> _EXERCISE BRIEF_
Count the lines below that contain the word "JSON". Give only the number.

> _INFORMATION SUPPLIED_

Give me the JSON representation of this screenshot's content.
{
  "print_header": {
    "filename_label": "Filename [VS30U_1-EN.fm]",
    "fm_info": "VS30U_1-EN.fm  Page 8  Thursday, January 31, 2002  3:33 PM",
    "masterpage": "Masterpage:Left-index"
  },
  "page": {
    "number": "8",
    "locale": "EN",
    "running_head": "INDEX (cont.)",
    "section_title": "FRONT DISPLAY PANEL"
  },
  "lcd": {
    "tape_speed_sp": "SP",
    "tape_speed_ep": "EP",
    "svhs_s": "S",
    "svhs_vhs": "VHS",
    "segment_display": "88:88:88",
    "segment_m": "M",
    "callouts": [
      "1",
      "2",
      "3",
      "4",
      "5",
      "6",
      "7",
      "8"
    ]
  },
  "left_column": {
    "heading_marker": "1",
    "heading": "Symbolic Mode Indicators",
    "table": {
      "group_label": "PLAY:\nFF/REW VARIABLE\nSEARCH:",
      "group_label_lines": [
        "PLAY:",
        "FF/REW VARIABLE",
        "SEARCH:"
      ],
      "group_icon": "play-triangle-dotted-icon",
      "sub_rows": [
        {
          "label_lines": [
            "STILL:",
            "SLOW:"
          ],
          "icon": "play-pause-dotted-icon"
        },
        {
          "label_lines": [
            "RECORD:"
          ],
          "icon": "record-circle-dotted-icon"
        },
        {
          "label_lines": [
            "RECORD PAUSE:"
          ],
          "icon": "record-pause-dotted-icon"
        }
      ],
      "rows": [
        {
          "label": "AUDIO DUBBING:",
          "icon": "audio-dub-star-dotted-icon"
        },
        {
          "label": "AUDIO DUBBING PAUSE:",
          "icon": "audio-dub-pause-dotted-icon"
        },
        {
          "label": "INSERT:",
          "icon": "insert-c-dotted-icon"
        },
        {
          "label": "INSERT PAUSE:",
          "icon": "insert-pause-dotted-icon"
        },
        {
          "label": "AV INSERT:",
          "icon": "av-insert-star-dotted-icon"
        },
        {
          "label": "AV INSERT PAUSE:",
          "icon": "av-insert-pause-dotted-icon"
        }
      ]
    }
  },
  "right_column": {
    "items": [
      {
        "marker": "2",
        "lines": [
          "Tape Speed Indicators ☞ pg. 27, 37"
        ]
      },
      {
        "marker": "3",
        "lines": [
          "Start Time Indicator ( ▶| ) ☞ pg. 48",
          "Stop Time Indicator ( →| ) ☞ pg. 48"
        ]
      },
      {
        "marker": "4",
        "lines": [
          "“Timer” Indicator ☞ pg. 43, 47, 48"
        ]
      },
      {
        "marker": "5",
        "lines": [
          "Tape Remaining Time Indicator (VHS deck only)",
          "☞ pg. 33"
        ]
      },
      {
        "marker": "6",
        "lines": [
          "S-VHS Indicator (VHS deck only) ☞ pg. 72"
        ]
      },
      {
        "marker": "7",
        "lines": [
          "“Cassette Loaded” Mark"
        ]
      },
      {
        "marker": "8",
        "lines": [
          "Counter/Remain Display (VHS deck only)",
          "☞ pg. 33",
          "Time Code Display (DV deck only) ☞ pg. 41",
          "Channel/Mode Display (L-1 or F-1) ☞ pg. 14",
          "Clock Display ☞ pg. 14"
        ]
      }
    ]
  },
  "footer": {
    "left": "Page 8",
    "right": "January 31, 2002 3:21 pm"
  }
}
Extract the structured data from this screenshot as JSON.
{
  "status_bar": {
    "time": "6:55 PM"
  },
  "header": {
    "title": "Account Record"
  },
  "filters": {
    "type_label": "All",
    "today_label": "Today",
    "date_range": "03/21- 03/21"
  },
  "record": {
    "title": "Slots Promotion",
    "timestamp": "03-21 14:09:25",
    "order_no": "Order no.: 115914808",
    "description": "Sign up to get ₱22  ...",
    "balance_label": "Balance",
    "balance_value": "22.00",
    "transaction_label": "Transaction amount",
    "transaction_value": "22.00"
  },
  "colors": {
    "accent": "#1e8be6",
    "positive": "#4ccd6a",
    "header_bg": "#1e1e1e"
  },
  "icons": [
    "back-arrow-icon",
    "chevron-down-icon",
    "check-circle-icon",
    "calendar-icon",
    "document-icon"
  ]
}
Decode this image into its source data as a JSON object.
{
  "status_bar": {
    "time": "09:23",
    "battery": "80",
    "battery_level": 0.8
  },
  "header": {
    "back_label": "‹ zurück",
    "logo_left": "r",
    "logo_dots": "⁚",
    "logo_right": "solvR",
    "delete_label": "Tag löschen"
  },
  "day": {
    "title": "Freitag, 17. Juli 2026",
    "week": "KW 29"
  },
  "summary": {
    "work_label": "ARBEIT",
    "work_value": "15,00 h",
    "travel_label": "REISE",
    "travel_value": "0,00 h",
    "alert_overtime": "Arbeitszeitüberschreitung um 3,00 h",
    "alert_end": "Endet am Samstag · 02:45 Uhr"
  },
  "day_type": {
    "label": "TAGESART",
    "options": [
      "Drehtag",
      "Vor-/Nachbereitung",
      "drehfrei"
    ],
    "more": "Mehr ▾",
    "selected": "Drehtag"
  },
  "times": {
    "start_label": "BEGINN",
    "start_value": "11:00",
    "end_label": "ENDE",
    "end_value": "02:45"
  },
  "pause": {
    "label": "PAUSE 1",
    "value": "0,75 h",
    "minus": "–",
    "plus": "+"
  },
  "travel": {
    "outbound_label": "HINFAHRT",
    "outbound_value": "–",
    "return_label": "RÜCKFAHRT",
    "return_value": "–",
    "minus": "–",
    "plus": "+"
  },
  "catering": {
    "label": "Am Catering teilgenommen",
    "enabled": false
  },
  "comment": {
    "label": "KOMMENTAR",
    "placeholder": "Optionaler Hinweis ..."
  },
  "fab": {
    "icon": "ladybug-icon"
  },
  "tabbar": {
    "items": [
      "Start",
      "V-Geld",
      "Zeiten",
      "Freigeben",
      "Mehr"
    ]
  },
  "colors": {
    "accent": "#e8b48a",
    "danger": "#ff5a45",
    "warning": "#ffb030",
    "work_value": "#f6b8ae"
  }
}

> _COMPLETED EXERCISE_
3